A view across the barricades
Wright, N. (2022), 'A View Across the Barricades', Coaching and Life, 25 April.
The world is spinning – again – into binary polarities and turbulent chaos. It’s as if, once the unifying global scare of Covid had faded out of the headlines (at least in the wealthiest and most well-vaccinated countries), we could revert back to our traditional patterns of fighting between ourselves over national and international power, resources, control and influence. Gone are the utopian predictions in the midst of the pandemic that humanity would somehow be different now, as if Covid could have altered something deep in our collective spirit, psyche and DNA. We are still who we are.
As soon as the first Russian tanks appeared on the borders of Ukraine, we defaulted back to that strange yet familiar place where we find the solace of solidarity in the face of a threat. There are lessons from history that could help us here; not least from the near-distant Brexit experience of the UK and European Union (EU) where, paradoxically, the conduct and behaviour of the Remain lobby arguably did more to ensure the British-Exit than did that of Leave. I want to suggest there’s always a risk that we inadvertently create, strengthen or contribute to the very thing we are trying to stop.
I first wrote on this theme back in 2003 for the UK’s Institute of Leadership and Management’s Edge journal in an article entitled, Blue Rabbits – Intervention Paradox in Leadership. The title came from the ironic instruction: ‘Don’t think of blue rabbits’ which, almost invariably, brings images of blue rabbits to mind. It has since become a recurring focus in my coaching and organisation development (OD) practice, enabling people to develop greater critical reflexivity and, thereby, better results. ‘What’s your contribution to what you are experiencing?’ can be a powerful and searching question.
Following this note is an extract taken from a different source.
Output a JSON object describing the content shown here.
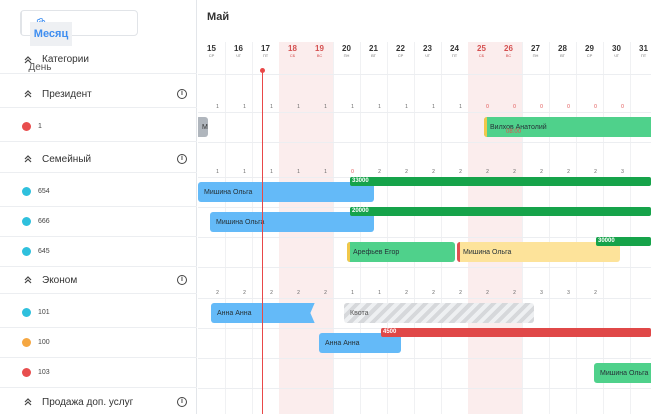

A challenge, which echoes Jesus’ teaching in Matthew 7:3-5, is that it call for a willingness to go deep in critical self-examination – and that can trigger defensive routines. It’s easier to divide the world, including our own personal and cultural experience, into black-white, good-evil, and to project outwards onto other people or circumstances. It releases us from the painful, anxious or inconvenient discomfort of accountability. Critical reflexivity can, however, enable a person or group to discern and differentiate their own contribution from that of others, e.g. ‘It’s about me, but it’s not only about me’.
In my experience, it can truly transform awareness, relationships and situations. Here are some sample questions I may use with individuals and teams. I would frame them as an invitation to healthy self-exploration and discovery – prayerfully with humility, courage, challenge and support:
- What am I noticing?
- What is holding my attention, and why?
- What am I not noticing?
- What am I assuming?
- Who or what matters most to me in this?
- What am I hoping for?
- What do I fear most?
- What seems self-evident to me, and why?
- How am I feeling, and why?
- What response am I evoking in others?
- What am I avoiding?
- On what am I willing to take a stance?
- What am I willing to take responsibility for?
- What are my needs?
- What will I do if I feel threatened or defensive?
- How can we hold robust conversations that feel safe?